YouTube: A New Revelation
Allow me to share with you a little secret. The only reason I have ever been interested in the book of Revelation is to help people understand that it has nothing to do with the events of today. Though there are a few passages that, when taken out of context, invoke inspiration, most of it is confusing to those who lack understanding of the historical context in which it originally appeared.
Revelation is a New Testament example of the classical apocalyptic genre. The 13th chapter of Mark, known as the little apocalypse, is another. The book of Daniel is an Old Testament equivalent. Apocalyptic writing usually appears when the authors producing it are part of a persecuted community. In the case of Daniel, the Jews were under Persian persecution. Revelation appeared during the Roman persecution of Christians.
Apocalyptic language depicts a great battle between the forces of good and evil. The apocalyptic community of the Essenes envisioned a battle between the sons of darkness and the sons of light. In their eyes, the sons of darkness included the Romans and Jewish leadership they believed had hijacked pure Judaism. The envisioned battle, which takes place on a cosmic scale, culminates under a variety of names such as the end of days, the end times, judgment day, or the day of the Lord. We must understand that these authors do not see the end times as the end of history but as the end of the present evil age, when the oppressor is overthrown and the oppressed emerge victorious.

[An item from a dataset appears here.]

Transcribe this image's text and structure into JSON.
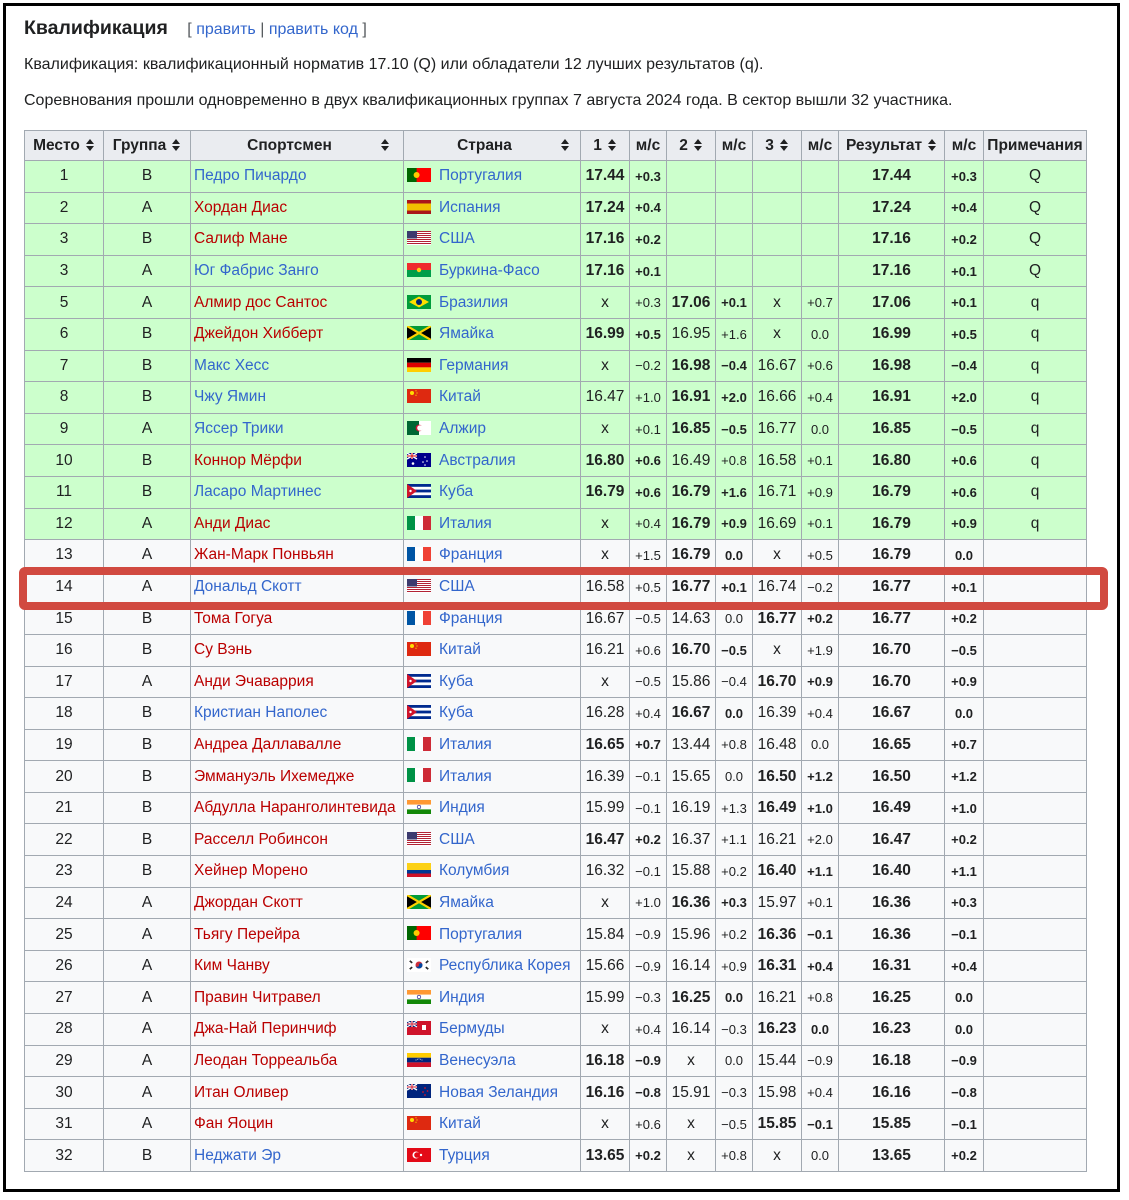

Revelation was a promise to the Christians that Jesus would soon return and the overthrow of the great beast that was Rome would commence. The book appeared somewhere around AD 95-100. Christianity was not actually sanctioned by the Roman empire until the reign of Constantine the Great (AD 306-337). The intended message of Revelation to the early Christian community was simple: Hold fast, the days of persecution are numbered. Jesus is returning soon. “Behold, I am coming soon, bringing my recompense, to repay every one for what he has done” (Rev. 22:12). “Surely I am coming soon” (Rev. 22:20).
Because Jesus did not return as promised, Revelation fell into obscurity. When it emerged many years later, it did so disconnected from its historical context and theologians routinely began treating it as prophecy. To our present day, religious professionals have attempted to decipher the symbols in ways that inspire hope that the evil forces at work in our current affairs are about to be overthrown. A book so rich in symbolism has, through the centuries, proven to be fertile ground for the active imagination. Not a single one of their predictions have come to fruition.
One beautiful takeaway that is true of anyone under the oppression of that great beast of fear is found in these passages:
“Behold, the dwelling of God is with men. He will dwell with them, and they shall be his people, and God himself will be with them; he will wipe away every tear from their eyes, and death shall be no more, neither shall there be mourning nor crying nor pain any more, for the former things have passed away” (Rev. 21:3-4).